## Description of the task
Set the listing down unchanged, minus every embedded image.

## Input data
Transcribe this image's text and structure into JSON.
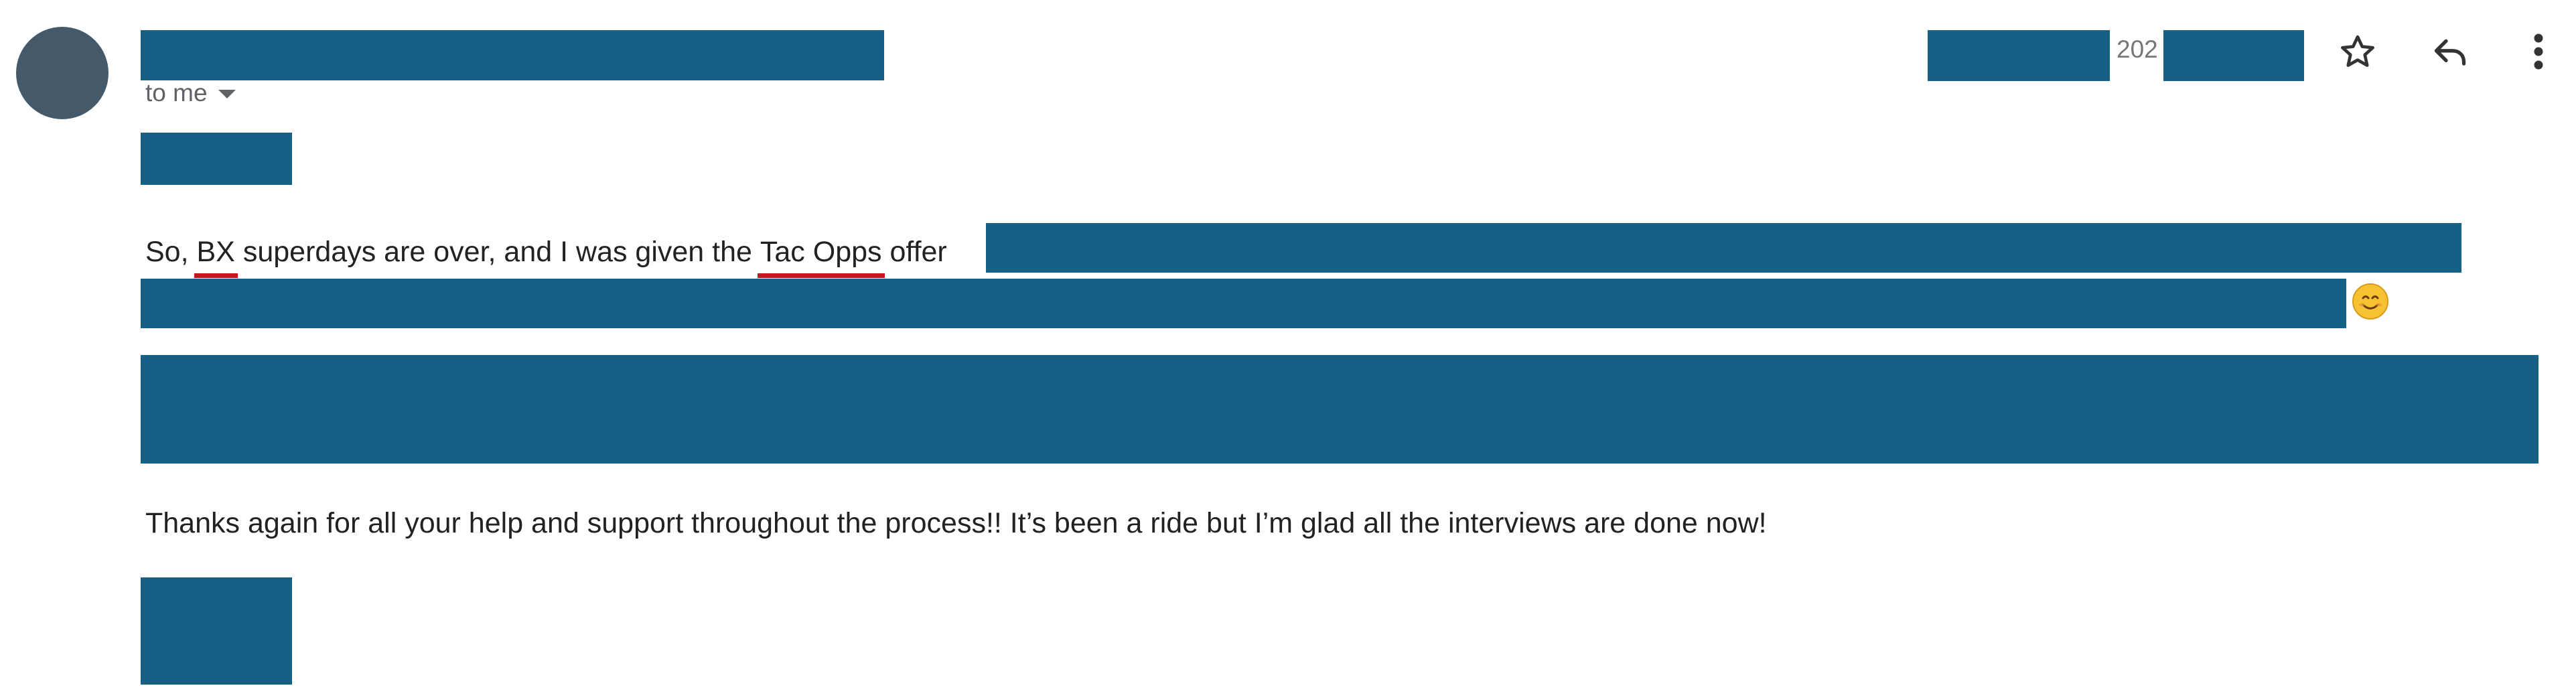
{
  "header": {
    "recipient_label": "to me",
    "date_fragment": "202"
  },
  "toolbar": {
    "star_icon": "star-outline-icon",
    "reply_icon": "reply-icon",
    "more_icon": "more-vert-icon"
  },
  "message": {
    "line1": {
      "part1": "So, ",
      "link1": "BX",
      "part2": " superdays are over, and I was given the ",
      "link2": "Tac Opps",
      "part3": " offer"
    },
    "emoji": "smiling-face-icon",
    "closing": "Thanks again for all your help and support throughout the process!! It’s been a ride but I’m glad all the interviews are done now!"
  },
  "colors": {
    "redaction": "#176085",
    "avatar": "#44596a",
    "spellcheck_underline": "#c7161e",
    "muted_text": "#5f6368"
  }
}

## Reply to the task
Transcribe this image's text and structure into JSON.
{
  "header": {
    "recipient_label": "to me",
    "date_fragment": "202"
  },
  "toolbar": {
    "star_icon": "star-outline-icon",
    "reply_icon": "reply-icon",
    "more_icon": "more-vert-icon"
  },
  "message": {
    "line1": {
      "part1": "So, ",
      "link1": "BX",
      "part2": " superdays are over, and I was given the ",
      "link2": "Tac Opps",
      "part3": " offer"
    },
    "emoji": "smiling-face-icon",
    "closing": "Thanks again for all your help and support throughout the process!! It’s been a ride but I’m glad all the interviews are done now!"
  },
  "colors": {
    "redaction": "#176085",
    "avatar": "#44596a",
    "spellcheck_underline": "#c7161e",
    "muted_text": "#5f6368"
  }
}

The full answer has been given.